HKMA Pledges to Keep Currency Peg: These Are Some Alternativesby
Former HKMA chief Joseph Yam offered some suggestions in 2012
Change is unlikely to come anytime soon, analysts say
Speculation is mounting that the Hong Kong dollar’s 32-year-old peg to the greenback will end as tightening U.S. monetary policy and an economic slump in China put the link under pressure.
The city’s currency on Friday fell to a four-year low as concern about China’s economy fueled a selloff in the nation’s stock market. The Hong Kong Monetary Authority a day earlier reaffirmed its commitment to the existing exchange-rate mechanism, while Chief Executive Norman Chan said last month the local dollar’s peg is the cornerstone of financial and monetary stability in the city and there are no plans to amend it.
Here’s a reminder of the alternatives that were proposed by former HKMA chief Joseph Yam in 2012, when he called for a review:
1. A shift to a peg against China’s yuan
Such a link is premature and unlikely to happen in the next five to 10 years because the yuan, which won reserve status from the International Monetary Fund in November, needs time to establish itself as a stable currency, according to Raymond Yeung, a senior economist at Australia & New Zealand Banking Group Ltd. in Hong Kong,
“We don’t see any changes to the system for now despite the moves we’ve seen this week,” he said. “Hong Kong dollar volatility is a bellwether of the global market, not a reflection of speculation of a de-pegging.”
Options traders are betting the Hong Kong dollar’s peg is the most vulnerable it’s been in a decade, with prices late Friday in Asia indicating a 38 percent chance the currency would weaken beyond its current trading range this year, up from 9.5 percent on Dec. 31, Bloomberg data show.
“Those traders will be disappointed,” said Mole Hau, a Hong Kong-based economist at BNP Paribas SA. “Changing the framework anytime soon will be destabilizing and won’t be in the best interests of Hong Kong as a financial center. The HKMA has a track record of absorbing short-term pain to support the currency in either direction.”
2. A widening of the trading range
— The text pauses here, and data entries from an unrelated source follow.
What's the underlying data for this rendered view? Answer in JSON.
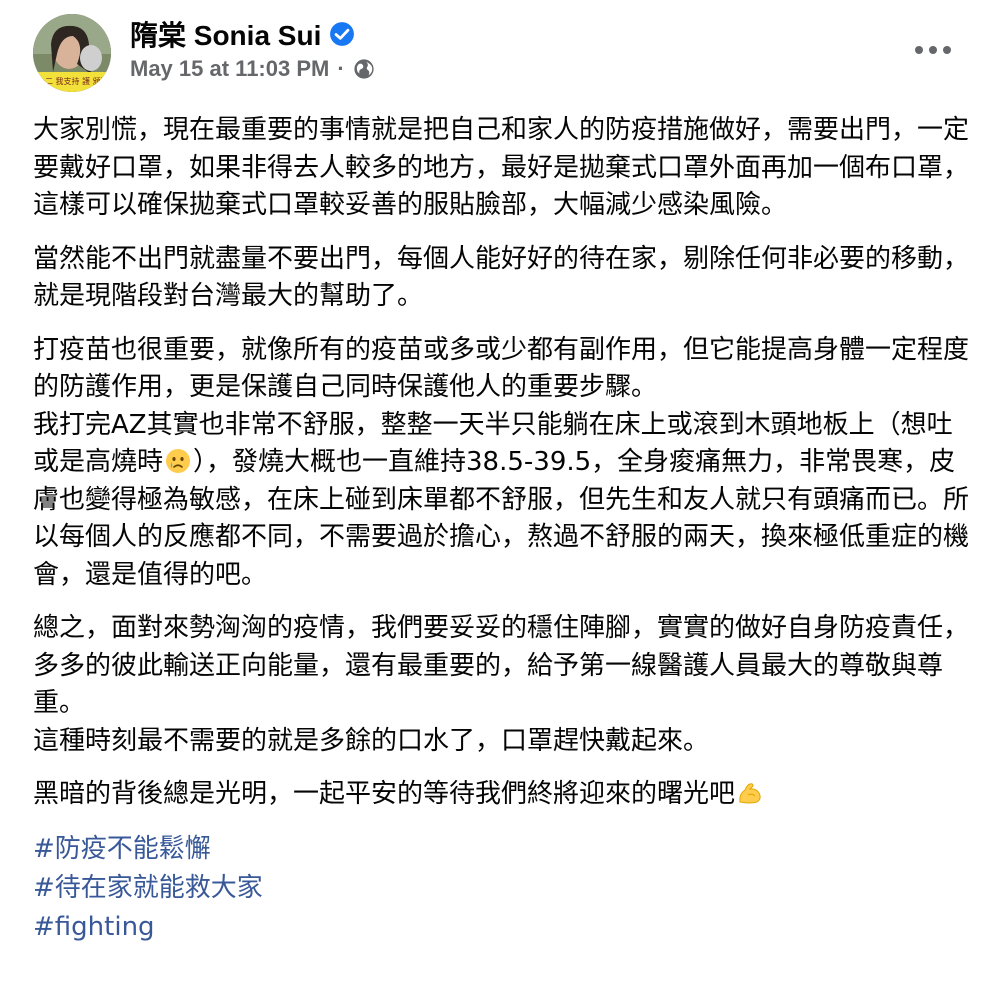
{
  "post": {
    "author": "隋棠 Sonia Sui",
    "verified": true,
    "timestamp": "May 15 at 11:03 PM",
    "separator": "·",
    "audience_icon": "globe-icon",
    "more_icon": "more-options-icon",
    "avatar_sign_text": "十二 我支持 護 頒獲 不",
    "paragraphs": [
      "大家別慌，現在最重要的事情就是把自己和家人的防疫措施做好，需要出門，一定要戴好口罩，如果非得去人較多的地方，最好是拋棄式口罩外面再加一個布口罩，這樣可以確保拋棄式口罩較妥善的服貼臉部，大幅減少感染風險。",
      "當然能不出門就盡量不要出門，每個人能好好的待在家，剔除任何非必要的移動，就是現階段對台灣最大的幫助了。",
      "打疫苗也很重要，就像所有的疫苗或多或少都有副作用，但它能提高身體一定程度的防護作用，更是保護自己同時保護他人的重要步驟。\n我打完AZ其實也非常不舒服，整整一天半只能躺在床上或滾到木頭地板上（想吐或是高燒時",
      "），發燒大概也一直維持38.5-39.5，全身痠痛無力，非常畏寒，皮膚也變得極為敏感，在床上碰到床單都不舒服，但先生和友人就只有頭痛而已。所以每個人的反應都不同，不需要過於擔心，熬過不舒服的兩天，換來極低重症的機會，還是值得的吧。",
      "總之，面對來勢洶洶的疫情，我們要妥妥的穩住陣腳，實實的做好自身防疫責任，多多的彼此輸送正向能量，還有最重要的，給予第一線醫護人員最大的尊敬與尊重。\n這種時刻最不需要的就是多餘的口水了，口罩趕快戴起來。",
      "黑暗的背後總是光明，一起平安的等待我們終將迎來的曙光吧"
    ],
    "emojis": [
      "crying-face-emoji",
      "flexed-biceps-emoji"
    ],
    "hashtags": [
      "#防疫不能鬆懈",
      "#待在家就能救大家",
      "#fighting"
    ]
  },
  "colors": {
    "link": "#385898",
    "meta": "#65676b",
    "verified": "#1877f2",
    "text": "#050505"
  }
}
Hong Kong’s dollar was pegged to the greenback at a rate of about HK$7.80 in October 1983 and policy makers in 2005 committed to limiting declines to HK$7.85 and capping gains at HK$7.75. It sank as low as HK$7.799 versus the greenback on Friday, the weakest it’s been since September 2011, and touched the strong end of its trading range as recently as Jan. 4. The weakest it’s been in the past decade was HK$7.83 in 2007.
3. A managed rate within a corridor
This could be done versus the dollar, yuan or a basket of currencies, Yam said. That would be akin to Singapore, which guides its currency against an undisclosed basket and adjusts the pace of appreciation or depreciation by changing the slope, width and center of a band. It doesn’t disclose details of those metrics.
HSBC Holdings Plc Chief Executive Officer Stuart Gulliver and his counterpart at the Bank of East Asia Ltd., David Li, said in August 2011 that any change to Hong Kong’s exchange-rate system could be to a link with a basket of currencies. Peter Wong, Asia-Pacific chief executive officer of HSBC, said in 2014 that Hong Kong should study options for its exchange rate, including a possible tie to the yuan.
In a Bloomberg survey of 13 analysts carried out on the 30th anniversary of the Hong Kong dollar’s peg in October 2013, most respondents said any change to the existing peg should involve a link to the yuan or a basket of currencies.